● **TASK REQUIREMENTS**
Return the listing verbatim, images left out.

● **RAW DATA**
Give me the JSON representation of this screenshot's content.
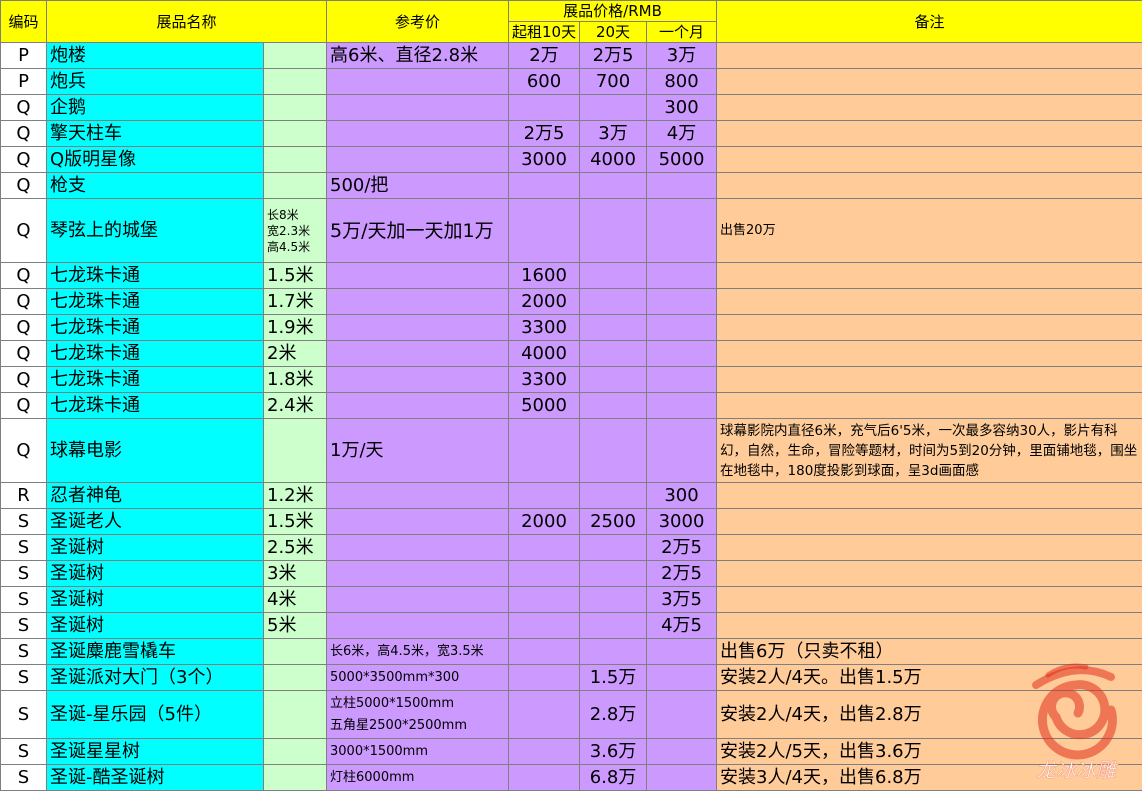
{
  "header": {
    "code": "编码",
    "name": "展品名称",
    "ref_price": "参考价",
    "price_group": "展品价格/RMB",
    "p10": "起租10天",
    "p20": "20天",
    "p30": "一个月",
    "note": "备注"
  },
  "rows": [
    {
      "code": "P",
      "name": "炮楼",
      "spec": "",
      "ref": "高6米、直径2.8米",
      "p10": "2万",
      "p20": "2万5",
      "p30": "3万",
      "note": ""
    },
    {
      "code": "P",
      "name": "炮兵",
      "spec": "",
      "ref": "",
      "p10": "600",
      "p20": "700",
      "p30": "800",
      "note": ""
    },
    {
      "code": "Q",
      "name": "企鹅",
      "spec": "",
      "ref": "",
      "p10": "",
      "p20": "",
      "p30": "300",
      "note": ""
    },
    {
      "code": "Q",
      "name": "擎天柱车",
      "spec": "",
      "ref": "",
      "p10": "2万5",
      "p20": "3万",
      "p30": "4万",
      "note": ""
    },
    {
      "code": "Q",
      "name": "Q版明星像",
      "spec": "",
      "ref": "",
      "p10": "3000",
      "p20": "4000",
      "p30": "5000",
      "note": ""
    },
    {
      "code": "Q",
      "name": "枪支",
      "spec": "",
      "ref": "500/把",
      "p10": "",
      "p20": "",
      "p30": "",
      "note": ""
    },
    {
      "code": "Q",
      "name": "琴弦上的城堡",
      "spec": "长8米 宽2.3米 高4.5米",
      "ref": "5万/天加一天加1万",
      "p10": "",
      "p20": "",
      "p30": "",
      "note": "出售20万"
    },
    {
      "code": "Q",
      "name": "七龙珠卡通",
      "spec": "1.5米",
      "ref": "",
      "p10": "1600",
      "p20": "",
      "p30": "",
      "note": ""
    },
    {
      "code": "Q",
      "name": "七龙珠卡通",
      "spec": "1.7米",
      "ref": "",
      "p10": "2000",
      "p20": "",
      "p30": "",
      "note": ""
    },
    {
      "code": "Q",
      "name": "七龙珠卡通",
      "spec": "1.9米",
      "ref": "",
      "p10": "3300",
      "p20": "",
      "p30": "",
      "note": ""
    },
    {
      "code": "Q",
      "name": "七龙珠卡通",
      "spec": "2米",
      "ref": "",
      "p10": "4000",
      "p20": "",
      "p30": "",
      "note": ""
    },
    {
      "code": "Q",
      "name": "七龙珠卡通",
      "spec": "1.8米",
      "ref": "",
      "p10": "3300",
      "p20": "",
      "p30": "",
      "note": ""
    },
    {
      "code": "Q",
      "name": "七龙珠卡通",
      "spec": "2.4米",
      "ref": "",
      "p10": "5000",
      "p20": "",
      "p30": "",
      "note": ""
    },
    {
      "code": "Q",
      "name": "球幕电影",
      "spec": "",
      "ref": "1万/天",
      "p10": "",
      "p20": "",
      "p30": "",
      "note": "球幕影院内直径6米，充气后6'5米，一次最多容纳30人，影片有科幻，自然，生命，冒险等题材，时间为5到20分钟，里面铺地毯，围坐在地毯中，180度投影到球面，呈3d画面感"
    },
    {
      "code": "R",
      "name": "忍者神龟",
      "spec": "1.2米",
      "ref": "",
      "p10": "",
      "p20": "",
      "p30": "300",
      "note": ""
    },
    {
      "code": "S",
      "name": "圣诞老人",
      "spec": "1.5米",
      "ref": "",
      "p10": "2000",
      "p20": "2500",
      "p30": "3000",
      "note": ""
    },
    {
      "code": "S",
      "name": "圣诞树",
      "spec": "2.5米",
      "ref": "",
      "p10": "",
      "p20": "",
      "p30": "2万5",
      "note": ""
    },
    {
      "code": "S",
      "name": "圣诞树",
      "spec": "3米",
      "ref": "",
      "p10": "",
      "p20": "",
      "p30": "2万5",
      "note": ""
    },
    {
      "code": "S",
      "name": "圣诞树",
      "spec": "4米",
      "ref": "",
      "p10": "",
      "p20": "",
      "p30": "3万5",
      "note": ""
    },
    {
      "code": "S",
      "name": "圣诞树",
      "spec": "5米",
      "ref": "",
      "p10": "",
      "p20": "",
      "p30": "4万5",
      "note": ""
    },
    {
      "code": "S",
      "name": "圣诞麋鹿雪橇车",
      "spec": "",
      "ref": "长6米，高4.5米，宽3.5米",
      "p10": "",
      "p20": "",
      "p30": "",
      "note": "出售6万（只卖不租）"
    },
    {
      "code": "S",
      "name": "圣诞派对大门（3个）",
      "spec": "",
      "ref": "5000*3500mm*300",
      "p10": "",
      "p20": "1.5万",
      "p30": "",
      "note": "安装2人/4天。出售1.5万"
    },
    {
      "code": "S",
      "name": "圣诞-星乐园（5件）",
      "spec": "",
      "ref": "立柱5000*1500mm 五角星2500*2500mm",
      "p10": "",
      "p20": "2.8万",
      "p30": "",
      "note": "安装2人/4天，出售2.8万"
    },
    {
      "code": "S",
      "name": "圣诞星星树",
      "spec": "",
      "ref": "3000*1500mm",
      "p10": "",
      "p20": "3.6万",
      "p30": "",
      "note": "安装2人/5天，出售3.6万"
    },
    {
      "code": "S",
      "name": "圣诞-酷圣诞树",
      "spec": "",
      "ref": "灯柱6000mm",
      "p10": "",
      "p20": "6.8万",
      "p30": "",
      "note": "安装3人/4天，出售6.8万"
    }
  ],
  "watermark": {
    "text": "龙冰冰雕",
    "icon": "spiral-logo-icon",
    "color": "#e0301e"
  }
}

● **RESPONSE BOX**
Give me the JSON representation of this screenshot's content.
{
  "header": {
    "code": "编码",
    "name": "展品名称",
    "ref_price": "参考价",
    "price_group": "展品价格/RMB",
    "p10": "起租10天",
    "p20": "20天",
    "p30": "一个月",
    "note": "备注"
  },
  "rows": [
    {
      "code": "P",
      "name": "炮楼",
      "spec": "",
      "ref": "高6米、直径2.8米",
      "p10": "2万",
      "p20": "2万5",
      "p30": "3万",
      "note": ""
    },
    {
      "code": "P",
      "name": "炮兵",
      "spec": "",
      "ref": "",
      "p10": "600",
      "p20": "700",
      "p30": "800",
      "note": ""
    },
    {
      "code": "Q",
      "name": "企鹅",
      "spec": "",
      "ref": "",
      "p10": "",
      "p20": "",
      "p30": "300",
      "note": ""
    },
    {
      "code": "Q",
      "name": "擎天柱车",
      "spec": "",
      "ref": "",
      "p10": "2万5",
      "p20": "3万",
      "p30": "4万",
      "note": ""
    },
    {
      "code": "Q",
      "name": "Q版明星像",
      "spec": "",
      "ref": "",
      "p10": "3000",
      "p20": "4000",
      "p30": "5000",
      "note": ""
    },
    {
      "code": "Q",
      "name": "枪支",
      "spec": "",
      "ref": "500/把",
      "p10": "",
      "p20": "",
      "p30": "",
      "note": ""
    },
    {
      "code": "Q",
      "name": "琴弦上的城堡",
      "spec": "长8米 宽2.3米 高4.5米",
      "ref": "5万/天加一天加1万",
      "p10": "",
      "p20": "",
      "p30": "",
      "note": "出售20万"
    },
    {
      "code": "Q",
      "name": "七龙珠卡通",
      "spec": "1.5米",
      "ref": "",
      "p10": "1600",
      "p20": "",
      "p30": "",
      "note": ""
    },
    {
      "code": "Q",
      "name": "七龙珠卡通",
      "spec": "1.7米",
      "ref": "",
      "p10": "2000",
      "p20": "",
      "p30": "",
      "note": ""
    },
    {
      "code": "Q",
      "name": "七龙珠卡通",
      "spec": "1.9米",
      "ref": "",
      "p10": "3300",
      "p20": "",
      "p30": "",
      "note": ""
    },
    {
      "code": "Q",
      "name": "七龙珠卡通",
      "spec": "2米",
      "ref": "",
      "p10": "4000",
      "p20": "",
      "p30": "",
      "note": ""
    },
    {
      "code": "Q",
      "name": "七龙珠卡通",
      "spec": "1.8米",
      "ref": "",
      "p10": "3300",
      "p20": "",
      "p30": "",
      "note": ""
    },
    {
      "code": "Q",
      "name": "七龙珠卡通",
      "spec": "2.4米",
      "ref": "",
      "p10": "5000",
      "p20": "",
      "p30": "",
      "note": ""
    },
    {
      "code": "Q",
      "name": "球幕电影",
      "spec": "",
      "ref": "1万/天",
      "p10": "",
      "p20": "",
      "p30": "",
      "note": "球幕影院内直径6米，充气后6'5米，一次最多容纳30人，影片有科幻，自然，生命，冒险等题材，时间为5到20分钟，里面铺地毯，围坐在地毯中，180度投影到球面，呈3d画面感"
    },
    {
      "code": "R",
      "name": "忍者神龟",
      "spec": "1.2米",
      "ref": "",
      "p10": "",
      "p20": "",
      "p30": "300",
      "note": ""
    },
    {
      "code": "S",
      "name": "圣诞老人",
      "spec": "1.5米",
      "ref": "",
      "p10": "2000",
      "p20": "2500",
      "p30": "3000",
      "note": ""
    },
    {
      "code": "S",
      "name": "圣诞树",
      "spec": "2.5米",
      "ref": "",
      "p10": "",
      "p20": "",
      "p30": "2万5",
      "note": ""
    },
    {
      "code": "S",
      "name": "圣诞树",
      "spec": "3米",
      "ref": "",
      "p10": "",
      "p20": "",
      "p30": "2万5",
      "note": ""
    },
    {
      "code": "S",
      "name": "圣诞树",
      "spec": "4米",
      "ref": "",
      "p10": "",
      "p20": "",
      "p30": "3万5",
      "note": ""
    },
    {
      "code": "S",
      "name": "圣诞树",
      "spec": "5米",
      "ref": "",
      "p10": "",
      "p20": "",
      "p30": "4万5",
      "note": ""
    },
    {
      "code": "S",
      "name": "圣诞麋鹿雪橇车",
      "spec": "",
      "ref": "长6米，高4.5米，宽3.5米",
      "p10": "",
      "p20": "",
      "p30": "",
      "note": "出售6万（只卖不租）"
    },
    {
      "code": "S",
      "name": "圣诞派对大门（3个）",
      "spec": "",
      "ref": "5000*3500mm*300",
      "p10": "",
      "p20": "1.5万",
      "p30": "",
      "note": "安装2人/4天。出售1.5万"
    },
    {
      "code": "S",
      "name": "圣诞-星乐园（5件）",
      "spec": "",
      "ref": "立柱5000*1500mm 五角星2500*2500mm",
      "p10": "",
      "p20": "2.8万",
      "p30": "",
      "note": "安装2人/4天，出售2.8万"
    },
    {
      "code": "S",
      "name": "圣诞星星树",
      "spec": "",
      "ref": "3000*1500mm",
      "p10": "",
      "p20": "3.6万",
      "p30": "",
      "note": "安装2人/5天，出售3.6万"
    },
    {
      "code": "S",
      "name": "圣诞-酷圣诞树",
      "spec": "",
      "ref": "灯柱6000mm",
      "p10": "",
      "p20": "6.8万",
      "p30": "",
      "note": "安装3人/4天，出售6.8万"
    }
  ],
  "watermark": {
    "text": "龙冰冰雕",
    "icon": "spiral-logo-icon",
    "color": "#e0301e"
  }
}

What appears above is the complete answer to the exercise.